## WHAT IS REQUIRED
Reproduce the records below exactly as shown.

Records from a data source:
-- Opening Marker --

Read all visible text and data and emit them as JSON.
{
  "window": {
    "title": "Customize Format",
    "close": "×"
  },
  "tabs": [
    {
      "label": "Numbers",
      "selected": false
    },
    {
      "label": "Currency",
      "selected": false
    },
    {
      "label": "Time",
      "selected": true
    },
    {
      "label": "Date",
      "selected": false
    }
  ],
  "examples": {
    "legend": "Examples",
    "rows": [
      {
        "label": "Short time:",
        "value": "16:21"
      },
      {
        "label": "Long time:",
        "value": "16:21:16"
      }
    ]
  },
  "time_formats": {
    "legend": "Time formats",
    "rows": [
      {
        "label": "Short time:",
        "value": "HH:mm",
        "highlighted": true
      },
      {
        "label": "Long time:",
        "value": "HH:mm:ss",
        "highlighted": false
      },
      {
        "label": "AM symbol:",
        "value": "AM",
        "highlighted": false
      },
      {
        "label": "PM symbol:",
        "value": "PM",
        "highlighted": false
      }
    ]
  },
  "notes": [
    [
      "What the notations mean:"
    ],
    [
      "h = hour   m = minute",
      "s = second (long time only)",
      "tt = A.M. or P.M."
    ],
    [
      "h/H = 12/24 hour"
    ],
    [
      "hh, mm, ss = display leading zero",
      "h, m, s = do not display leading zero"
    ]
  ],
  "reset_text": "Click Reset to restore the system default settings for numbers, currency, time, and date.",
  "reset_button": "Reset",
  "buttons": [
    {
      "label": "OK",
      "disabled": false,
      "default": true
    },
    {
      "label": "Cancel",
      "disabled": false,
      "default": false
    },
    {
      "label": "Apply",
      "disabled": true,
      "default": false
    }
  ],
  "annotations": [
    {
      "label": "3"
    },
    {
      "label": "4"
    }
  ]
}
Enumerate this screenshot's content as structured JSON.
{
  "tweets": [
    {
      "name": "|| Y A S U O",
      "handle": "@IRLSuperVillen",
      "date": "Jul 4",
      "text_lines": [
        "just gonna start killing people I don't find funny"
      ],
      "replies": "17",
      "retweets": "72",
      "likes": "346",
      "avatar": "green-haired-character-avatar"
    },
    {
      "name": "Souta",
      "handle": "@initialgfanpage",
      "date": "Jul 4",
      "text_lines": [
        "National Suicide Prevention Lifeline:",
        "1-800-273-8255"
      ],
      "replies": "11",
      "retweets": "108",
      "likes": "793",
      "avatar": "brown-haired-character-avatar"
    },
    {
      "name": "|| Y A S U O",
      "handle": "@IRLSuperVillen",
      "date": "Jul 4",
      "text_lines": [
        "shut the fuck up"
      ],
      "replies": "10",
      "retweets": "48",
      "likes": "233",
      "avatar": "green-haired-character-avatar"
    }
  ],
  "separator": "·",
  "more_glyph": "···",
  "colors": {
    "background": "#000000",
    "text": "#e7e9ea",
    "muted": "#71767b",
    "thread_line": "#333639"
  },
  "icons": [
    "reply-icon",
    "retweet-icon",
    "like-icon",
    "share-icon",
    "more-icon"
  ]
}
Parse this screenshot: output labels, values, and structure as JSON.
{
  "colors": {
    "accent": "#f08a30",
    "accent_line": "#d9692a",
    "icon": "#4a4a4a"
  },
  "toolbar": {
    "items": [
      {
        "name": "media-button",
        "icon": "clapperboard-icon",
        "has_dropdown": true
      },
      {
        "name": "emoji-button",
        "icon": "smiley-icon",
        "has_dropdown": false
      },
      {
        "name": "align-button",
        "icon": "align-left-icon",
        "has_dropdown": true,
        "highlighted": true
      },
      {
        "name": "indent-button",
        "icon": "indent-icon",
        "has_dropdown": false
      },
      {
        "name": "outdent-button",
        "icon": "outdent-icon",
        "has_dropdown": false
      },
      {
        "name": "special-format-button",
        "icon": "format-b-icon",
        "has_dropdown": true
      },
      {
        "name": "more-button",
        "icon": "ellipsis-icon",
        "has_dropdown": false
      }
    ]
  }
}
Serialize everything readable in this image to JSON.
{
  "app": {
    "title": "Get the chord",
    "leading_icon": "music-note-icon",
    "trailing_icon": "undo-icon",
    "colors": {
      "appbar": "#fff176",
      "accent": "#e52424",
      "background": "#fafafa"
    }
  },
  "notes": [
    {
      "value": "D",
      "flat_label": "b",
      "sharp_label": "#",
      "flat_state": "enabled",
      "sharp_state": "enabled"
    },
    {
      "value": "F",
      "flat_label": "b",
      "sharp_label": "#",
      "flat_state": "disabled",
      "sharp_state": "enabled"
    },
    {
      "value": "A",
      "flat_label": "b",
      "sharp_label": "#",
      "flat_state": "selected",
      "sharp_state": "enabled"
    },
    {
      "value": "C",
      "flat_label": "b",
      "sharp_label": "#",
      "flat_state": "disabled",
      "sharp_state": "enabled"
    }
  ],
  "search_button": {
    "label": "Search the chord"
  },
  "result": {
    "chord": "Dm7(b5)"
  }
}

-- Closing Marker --

## TASK OUTPUT
Read all visible text and data and emit them as JSON.
{
  "window": {
    "title": "Customize Format",
    "close": "×"
  },
  "tabs": [
    {
      "label": "Numbers",
      "selected": false
    },
    {
      "label": "Currency",
      "selected": false
    },
    {
      "label": "Time",
      "selected": true
    },
    {
      "label": "Date",
      "selected": false
    }
  ],
  "examples": {
    "legend": "Examples",
    "rows": [
      {
        "label": "Short time:",
        "value": "16:21"
      },
      {
        "label": "Long time:",
        "value": "16:21:16"
      }
    ]
  },
  "time_formats": {
    "legend": "Time formats",
    "rows": [
      {
        "label": "Short time:",
        "value": "HH:mm",
        "highlighted": true
      },
      {
        "label": "Long time:",
        "value": "HH:mm:ss",
        "highlighted": false
      },
      {
        "label": "AM symbol:",
        "value": "AM",
        "highlighted": false
      },
      {
        "label": "PM symbol:",
        "value": "PM",
        "highlighted": false
      }
    ]
  },
  "notes": [
    [
      "What the notations mean:"
    ],
    [
      "h = hour   m = minute",
      "s = second (long time only)",
      "tt = A.M. or P.M."
    ],
    [
      "h/H = 12/24 hour"
    ],
    [
      "hh, mm, ss = display leading zero",
      "h, m, s = do not display leading zero"
    ]
  ],
  "reset_text": "Click Reset to restore the system default settings for numbers, currency, time, and date.",
  "reset_button": "Reset",
  "buttons": [
    {
      "label": "OK",
      "disabled": false,
      "default": true
    },
    {
      "label": "Cancel",
      "disabled": false,
      "default": false
    },
    {
      "label": "Apply",
      "disabled": true,
      "default": false
    }
  ],
  "annotations": [
    {
      "label": "3"
    },
    {
      "label": "4"
    }
  ]
}
Enumerate this screenshot's content as structured JSON.
{
  "tweets": [
    {
      "name": "|| Y A S U O",
      "handle": "@IRLSuperVillen",
      "date": "Jul 4",
      "text_lines": [
        "just gonna start killing people I don't find funny"
      ],
      "replies": "17",
      "retweets": "72",
      "likes": "346",
      "avatar": "green-haired-character-avatar"
    },
    {
      "name": "Souta",
      "handle": "@initialgfanpage",
      "date": "Jul 4",
      "text_lines": [
        "National Suicide Prevention Lifeline:",
        "1-800-273-8255"
      ],
      "replies": "11",
      "retweets": "108",
      "likes": "793",
      "avatar": "brown-haired-character-avatar"
    },
    {
      "name": "|| Y A S U O",
      "handle": "@IRLSuperVillen",
      "date": "Jul 4",
      "text_lines": [
        "shut the fuck up"
      ],
      "replies": "10",
      "retweets": "48",
      "likes": "233",
      "avatar": "green-haired-character-avatar"
    }
  ],
  "separator": "·",
  "more_glyph": "···",
  "colors": {
    "background": "#000000",
    "text": "#e7e9ea",
    "muted": "#71767b",
    "thread_line": "#333639"
  },
  "icons": [
    "reply-icon",
    "retweet-icon",
    "like-icon",
    "share-icon",
    "more-icon"
  ]
}
Parse this screenshot: output labels, values, and structure as JSON.
{
  "colors": {
    "accent": "#f08a30",
    "accent_line": "#d9692a",
    "icon": "#4a4a4a"
  },
  "toolbar": {
    "items": [
      {
        "name": "media-button",
        "icon": "clapperboard-icon",
        "has_dropdown": true
      },
      {
        "name": "emoji-button",
        "icon": "smiley-icon",
        "has_dropdown": false
      },
      {
        "name": "align-button",
        "icon": "align-left-icon",
        "has_dropdown": true,
        "highlighted": true
      },
      {
        "name": "indent-button",
        "icon": "indent-icon",
        "has_dropdown": false
      },
      {
        "name": "outdent-button",
        "icon": "outdent-icon",
        "has_dropdown": false
      },
      {
        "name": "special-format-button",
        "icon": "format-b-icon",
        "has_dropdown": true
      },
      {
        "name": "more-button",
        "icon": "ellipsis-icon",
        "has_dropdown": false
      }
    ]
  }
}
Serialize everything readable in this image to JSON.
{
  "app": {
    "title": "Get the chord",
    "leading_icon": "music-note-icon",
    "trailing_icon": "undo-icon",
    "colors": {
      "appbar": "#fff176",
      "accent": "#e52424",
      "background": "#fafafa"
    }
  },
  "notes": [
    {
      "value": "D",
      "flat_label": "b",
      "sharp_label": "#",
      "flat_state": "enabled",
      "sharp_state": "enabled"
    },
    {
      "value": "F",
      "flat_label": "b",
      "sharp_label": "#",
      "flat_state": "disabled",
      "sharp_state": "enabled"
    },
    {
      "value": "A",
      "flat_label": "b",
      "sharp_label": "#",
      "flat_state": "selected",
      "sharp_state": "enabled"
    },
    {
      "value": "C",
      "flat_label": "b",
      "sharp_label": "#",
      "flat_state": "disabled",
      "sharp_state": "enabled"
    }
  ],
  "search_button": {
    "label": "Search the chord"
  },
  "result": {
    "chord": "Dm7(b5)"
  }
}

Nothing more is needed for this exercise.